“Fortissimi Belgæ.”—A moon ago!        15
Who would have then divined that dead would lie
Like swaths of grain beneath the harvest moon
Upon these lands the ancient Belgæ held,
From Normandy beyond renowned Liège!—
But it was out of that dread August night        20
From which all Europe woke to war, that we,
This beautiful Dawn-Youth, and I, had come,
He from afar. Beyond grim Petrograd
He’d waked the moujik from his peaceful dreams,
Bid the muezzin call to morning prayer        25
Where minarets rise o’er the Golden Horn,
And driven shadows from the Prussian march
To lie beneath the lindens of the stadt.
Softly he’d stirred the bells to ring at Rheims,
He’d knocked at high Montmartre, hardly asleep,        30
Heard the sweet carillon of doomed Louvain,
Boylike, had tarried for a moment’s play
Amid the traceries of Amiens,
And then was hast’ning on the road to Dieppe,
When he o’ertook me drowsy from the hours        35
Through which I’d walked, with no companions else
Than ghostly kilometer posts that stood
As sentinels of space along the way.—
Often, in doubt, I’d paused to question one,
With nervous hands, as they who read Moon-type;        40
And more than once I’d caught a moment’s sleep
Beside the highway, in the dripping grass,
While one of these white sentinels stood guard,
Knowing me for a friend, who loves the road,
And best of all by night, when wheels do sleep        45
And stars alone do walk abroad.—But once
Three watchful shadows, deeper than the dark,
Laid hands on me and searched me for the marks
Of traitor or of spy, only to find
Over my heart the badge of loyalty.—        50
With wish for bon voyage they gave me o’er
To the white guards who led me on again.
Thus Dawn o’ertook me and with magic speech
Made me forget the night as we strode on.
Where’er he looked a miracle was wrought:        55
A tree grew from the darkness at a glance;
A hut was thatched; a new château was reared
Of stone, as weathered as the church at Cæn;
Gray blooms were coloured suddenly in red;
A flag was flung across the eastern sky.—        60
Nearer at hand, he made me then aware
Of peasant women bending in the fields,
Cradling and gleaning by the first scant light,
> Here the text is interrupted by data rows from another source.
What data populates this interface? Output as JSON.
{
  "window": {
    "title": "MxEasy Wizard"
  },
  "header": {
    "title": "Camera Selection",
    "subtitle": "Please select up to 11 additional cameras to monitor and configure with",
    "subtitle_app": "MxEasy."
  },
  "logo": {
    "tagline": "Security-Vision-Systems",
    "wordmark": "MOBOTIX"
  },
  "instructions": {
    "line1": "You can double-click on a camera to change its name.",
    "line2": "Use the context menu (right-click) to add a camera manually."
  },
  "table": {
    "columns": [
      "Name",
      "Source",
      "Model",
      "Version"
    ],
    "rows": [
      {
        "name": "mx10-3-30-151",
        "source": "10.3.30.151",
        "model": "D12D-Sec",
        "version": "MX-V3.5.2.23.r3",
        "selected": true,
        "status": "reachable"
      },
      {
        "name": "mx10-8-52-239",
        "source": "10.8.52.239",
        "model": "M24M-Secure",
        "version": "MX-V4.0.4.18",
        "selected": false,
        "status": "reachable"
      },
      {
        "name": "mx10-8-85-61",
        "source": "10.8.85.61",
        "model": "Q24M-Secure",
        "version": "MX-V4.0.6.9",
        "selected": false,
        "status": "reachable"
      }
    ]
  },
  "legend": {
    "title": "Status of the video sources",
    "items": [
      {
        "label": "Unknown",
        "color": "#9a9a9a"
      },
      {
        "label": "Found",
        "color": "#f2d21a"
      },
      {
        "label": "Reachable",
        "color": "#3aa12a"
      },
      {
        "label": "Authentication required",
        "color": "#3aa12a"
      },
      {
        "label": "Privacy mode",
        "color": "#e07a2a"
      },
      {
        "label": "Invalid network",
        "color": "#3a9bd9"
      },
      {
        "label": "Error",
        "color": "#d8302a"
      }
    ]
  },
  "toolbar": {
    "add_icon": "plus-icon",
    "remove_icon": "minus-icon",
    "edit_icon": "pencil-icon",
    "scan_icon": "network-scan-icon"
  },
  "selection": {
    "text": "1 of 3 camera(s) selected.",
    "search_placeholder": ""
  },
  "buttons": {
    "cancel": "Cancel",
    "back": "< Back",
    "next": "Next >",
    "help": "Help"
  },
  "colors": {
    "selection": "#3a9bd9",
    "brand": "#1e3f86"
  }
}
Their sons and husbands somewhere o’er the edge
Of these green-golden fields which they had sowed,        65
But will not reap,—out somewhere on the march,
God but knows where and if they come again.
One fallow field he pointed out to me
Where but the day before a peasant ploughed,
Dreaming of next year’s fruit, and there his plough        70
Stood now mid-field, his horses commandeered,
A monstrous sable crow perched on the beam.
Before I knew, the Dawn was on the road,
Far from my side, so silently he went,
Catching his golden helmet as he ran,        75
And hast’ning on along the dun straight way,
Where old men’s sabots now began to clack
And withered women, knitting, led their cows,
On, on to call the men of Kitchener
Down to their coasts,—I shouting after him:        80
“O Dawn, would you had let the world sleep on
Till all its armament were turned to rust,
Nor waked it to this day of hideous hate,
Of man’s red murder and of woman’s woe!”
Famished and lame, I came at last to Dieppe,        85
But Dawn had made his way across the sea,
And, as I climbed with heavy feet the cliff,
Was even then upon the sky-built towers
Of that great capital where nations all,
Teuton, Italian, Gallic, English, Slav,        90
Forget long hates in one consummate faith.


Shakespeare · Bible · Strunk · Anatomy · Nonfiction · Quotations · Reference · Fiction · Poetry
© 1993–2015 · [Top 150] · Subjects · Titles · Authors · World Lit.